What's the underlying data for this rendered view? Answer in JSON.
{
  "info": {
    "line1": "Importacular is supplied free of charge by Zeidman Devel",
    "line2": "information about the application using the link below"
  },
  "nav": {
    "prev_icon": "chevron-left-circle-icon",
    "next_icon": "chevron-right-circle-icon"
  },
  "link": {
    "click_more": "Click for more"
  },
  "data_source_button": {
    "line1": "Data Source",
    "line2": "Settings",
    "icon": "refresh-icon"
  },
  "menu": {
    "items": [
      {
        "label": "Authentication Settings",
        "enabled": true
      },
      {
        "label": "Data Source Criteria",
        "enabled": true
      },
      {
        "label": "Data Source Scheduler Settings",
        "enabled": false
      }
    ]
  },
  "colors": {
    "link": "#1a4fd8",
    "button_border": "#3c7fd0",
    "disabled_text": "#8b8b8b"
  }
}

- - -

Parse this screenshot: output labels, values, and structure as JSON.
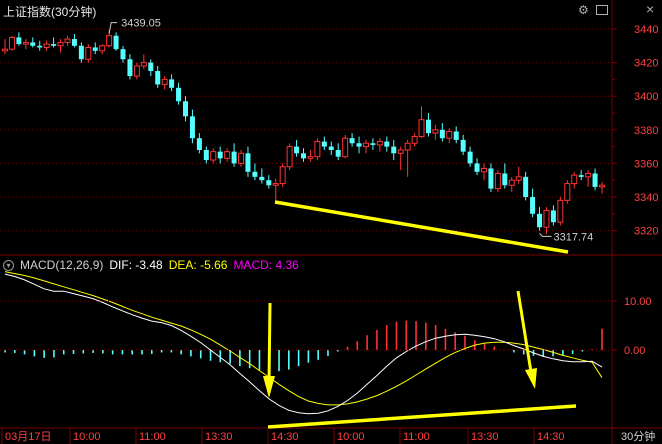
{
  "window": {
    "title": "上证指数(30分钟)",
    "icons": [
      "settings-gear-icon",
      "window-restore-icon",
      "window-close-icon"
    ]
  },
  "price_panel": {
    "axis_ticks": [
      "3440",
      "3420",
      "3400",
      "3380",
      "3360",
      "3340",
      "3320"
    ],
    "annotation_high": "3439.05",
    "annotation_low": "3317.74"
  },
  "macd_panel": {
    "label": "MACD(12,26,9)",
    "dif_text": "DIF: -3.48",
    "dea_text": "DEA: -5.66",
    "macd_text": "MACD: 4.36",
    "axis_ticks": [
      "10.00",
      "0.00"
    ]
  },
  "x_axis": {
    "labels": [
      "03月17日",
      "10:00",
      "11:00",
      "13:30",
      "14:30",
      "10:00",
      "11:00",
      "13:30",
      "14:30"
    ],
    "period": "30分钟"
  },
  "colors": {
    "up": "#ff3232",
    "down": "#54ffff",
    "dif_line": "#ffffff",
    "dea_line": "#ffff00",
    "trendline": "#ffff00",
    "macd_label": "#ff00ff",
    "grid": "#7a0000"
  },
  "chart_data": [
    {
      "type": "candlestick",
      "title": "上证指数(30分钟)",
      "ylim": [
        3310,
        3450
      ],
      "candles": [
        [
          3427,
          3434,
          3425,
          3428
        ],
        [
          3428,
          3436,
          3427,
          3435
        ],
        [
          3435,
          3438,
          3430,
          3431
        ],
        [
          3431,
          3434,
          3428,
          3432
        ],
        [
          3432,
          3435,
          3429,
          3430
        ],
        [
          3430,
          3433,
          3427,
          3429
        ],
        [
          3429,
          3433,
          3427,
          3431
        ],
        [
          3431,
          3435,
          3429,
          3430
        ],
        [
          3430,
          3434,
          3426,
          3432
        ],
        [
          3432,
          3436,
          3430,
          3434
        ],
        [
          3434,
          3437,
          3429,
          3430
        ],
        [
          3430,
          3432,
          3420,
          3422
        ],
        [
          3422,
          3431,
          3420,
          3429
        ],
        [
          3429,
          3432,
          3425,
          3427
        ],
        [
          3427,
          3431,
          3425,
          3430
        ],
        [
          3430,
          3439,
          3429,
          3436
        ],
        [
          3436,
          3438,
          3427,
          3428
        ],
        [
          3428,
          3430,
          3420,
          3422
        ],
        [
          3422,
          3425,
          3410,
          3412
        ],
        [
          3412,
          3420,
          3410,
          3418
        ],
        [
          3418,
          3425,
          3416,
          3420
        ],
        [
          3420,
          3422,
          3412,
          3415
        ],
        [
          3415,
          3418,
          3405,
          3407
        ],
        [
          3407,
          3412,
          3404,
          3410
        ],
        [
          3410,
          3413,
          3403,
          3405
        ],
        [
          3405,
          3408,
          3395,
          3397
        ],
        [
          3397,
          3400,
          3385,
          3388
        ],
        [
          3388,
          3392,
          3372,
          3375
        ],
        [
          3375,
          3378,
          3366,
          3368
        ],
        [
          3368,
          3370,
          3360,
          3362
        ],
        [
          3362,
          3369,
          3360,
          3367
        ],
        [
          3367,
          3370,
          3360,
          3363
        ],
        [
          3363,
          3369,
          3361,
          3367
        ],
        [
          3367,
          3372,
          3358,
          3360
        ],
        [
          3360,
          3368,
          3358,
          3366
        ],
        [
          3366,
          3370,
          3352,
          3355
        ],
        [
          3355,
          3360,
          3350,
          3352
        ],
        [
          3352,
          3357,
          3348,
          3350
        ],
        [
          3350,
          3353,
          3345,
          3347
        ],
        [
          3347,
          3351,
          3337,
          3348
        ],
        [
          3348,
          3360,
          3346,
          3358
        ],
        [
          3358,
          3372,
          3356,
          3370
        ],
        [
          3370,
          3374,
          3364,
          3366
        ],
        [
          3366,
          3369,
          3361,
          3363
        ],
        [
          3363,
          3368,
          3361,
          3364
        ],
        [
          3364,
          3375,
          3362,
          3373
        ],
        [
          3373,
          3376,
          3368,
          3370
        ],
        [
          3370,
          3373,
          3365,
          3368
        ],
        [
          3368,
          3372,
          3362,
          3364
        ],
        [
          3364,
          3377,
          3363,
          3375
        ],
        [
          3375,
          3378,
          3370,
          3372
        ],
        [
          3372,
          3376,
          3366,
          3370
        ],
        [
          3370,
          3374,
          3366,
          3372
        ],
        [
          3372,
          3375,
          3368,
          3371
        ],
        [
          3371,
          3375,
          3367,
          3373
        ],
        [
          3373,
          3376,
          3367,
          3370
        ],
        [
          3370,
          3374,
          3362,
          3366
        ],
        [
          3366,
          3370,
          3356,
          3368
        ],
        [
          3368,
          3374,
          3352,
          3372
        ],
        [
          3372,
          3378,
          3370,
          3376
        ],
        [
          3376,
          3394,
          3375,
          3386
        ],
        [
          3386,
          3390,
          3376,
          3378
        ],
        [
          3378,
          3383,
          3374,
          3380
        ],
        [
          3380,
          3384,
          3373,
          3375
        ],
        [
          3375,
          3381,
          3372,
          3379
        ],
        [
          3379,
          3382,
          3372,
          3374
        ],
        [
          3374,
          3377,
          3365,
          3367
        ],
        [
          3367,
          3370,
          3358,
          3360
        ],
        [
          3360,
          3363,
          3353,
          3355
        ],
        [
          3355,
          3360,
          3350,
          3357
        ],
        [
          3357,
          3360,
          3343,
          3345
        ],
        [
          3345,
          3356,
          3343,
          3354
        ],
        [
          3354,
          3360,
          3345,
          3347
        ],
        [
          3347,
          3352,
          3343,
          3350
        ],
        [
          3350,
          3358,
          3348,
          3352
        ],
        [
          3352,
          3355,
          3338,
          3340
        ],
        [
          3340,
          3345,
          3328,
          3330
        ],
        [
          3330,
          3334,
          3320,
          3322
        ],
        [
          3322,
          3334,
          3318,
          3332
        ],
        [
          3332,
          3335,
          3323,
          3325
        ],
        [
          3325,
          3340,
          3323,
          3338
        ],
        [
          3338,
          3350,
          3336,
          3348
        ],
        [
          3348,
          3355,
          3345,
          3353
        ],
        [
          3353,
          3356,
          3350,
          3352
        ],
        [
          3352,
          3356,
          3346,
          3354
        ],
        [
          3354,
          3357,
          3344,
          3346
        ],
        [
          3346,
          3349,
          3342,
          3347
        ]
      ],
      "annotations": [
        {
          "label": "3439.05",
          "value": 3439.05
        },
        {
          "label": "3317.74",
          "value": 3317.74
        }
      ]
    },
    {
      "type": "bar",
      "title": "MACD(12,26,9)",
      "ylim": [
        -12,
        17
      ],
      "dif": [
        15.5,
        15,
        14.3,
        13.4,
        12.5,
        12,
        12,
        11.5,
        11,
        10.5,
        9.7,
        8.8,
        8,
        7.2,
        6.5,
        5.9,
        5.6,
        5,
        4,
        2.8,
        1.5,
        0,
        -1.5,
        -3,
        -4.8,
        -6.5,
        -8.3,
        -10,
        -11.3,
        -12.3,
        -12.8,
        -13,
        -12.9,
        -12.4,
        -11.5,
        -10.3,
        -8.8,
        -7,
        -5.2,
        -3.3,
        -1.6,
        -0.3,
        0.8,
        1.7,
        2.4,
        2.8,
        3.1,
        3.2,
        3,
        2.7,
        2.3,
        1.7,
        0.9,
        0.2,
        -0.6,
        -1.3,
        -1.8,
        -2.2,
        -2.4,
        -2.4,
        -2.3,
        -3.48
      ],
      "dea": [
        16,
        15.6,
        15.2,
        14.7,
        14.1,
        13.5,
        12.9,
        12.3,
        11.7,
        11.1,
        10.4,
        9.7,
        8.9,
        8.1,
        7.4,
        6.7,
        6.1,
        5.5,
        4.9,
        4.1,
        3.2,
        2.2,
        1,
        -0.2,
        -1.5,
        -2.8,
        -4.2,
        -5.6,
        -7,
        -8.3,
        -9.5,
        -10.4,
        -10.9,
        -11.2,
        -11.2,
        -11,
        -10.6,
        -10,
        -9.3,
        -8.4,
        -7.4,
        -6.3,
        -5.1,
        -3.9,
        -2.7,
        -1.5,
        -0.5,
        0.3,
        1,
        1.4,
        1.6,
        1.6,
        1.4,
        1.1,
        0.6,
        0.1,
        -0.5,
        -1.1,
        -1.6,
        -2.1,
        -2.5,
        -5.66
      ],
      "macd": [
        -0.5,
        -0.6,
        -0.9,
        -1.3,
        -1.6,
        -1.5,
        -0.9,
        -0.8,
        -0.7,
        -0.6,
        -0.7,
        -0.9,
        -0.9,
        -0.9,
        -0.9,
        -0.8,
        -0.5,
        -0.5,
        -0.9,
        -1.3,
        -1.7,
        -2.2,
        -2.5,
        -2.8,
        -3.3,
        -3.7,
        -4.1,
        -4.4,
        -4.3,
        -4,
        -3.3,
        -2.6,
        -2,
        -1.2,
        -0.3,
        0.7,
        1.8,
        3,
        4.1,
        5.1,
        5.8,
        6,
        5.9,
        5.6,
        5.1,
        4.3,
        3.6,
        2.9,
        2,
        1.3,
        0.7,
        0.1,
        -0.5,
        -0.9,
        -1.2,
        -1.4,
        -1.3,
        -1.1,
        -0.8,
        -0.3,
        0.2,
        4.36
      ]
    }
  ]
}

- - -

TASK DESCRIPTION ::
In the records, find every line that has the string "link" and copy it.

EXERCISE SOLUTION ::
    "line2": "information about the application using the link below"
  "link": {
    "link": "#1a4fd8",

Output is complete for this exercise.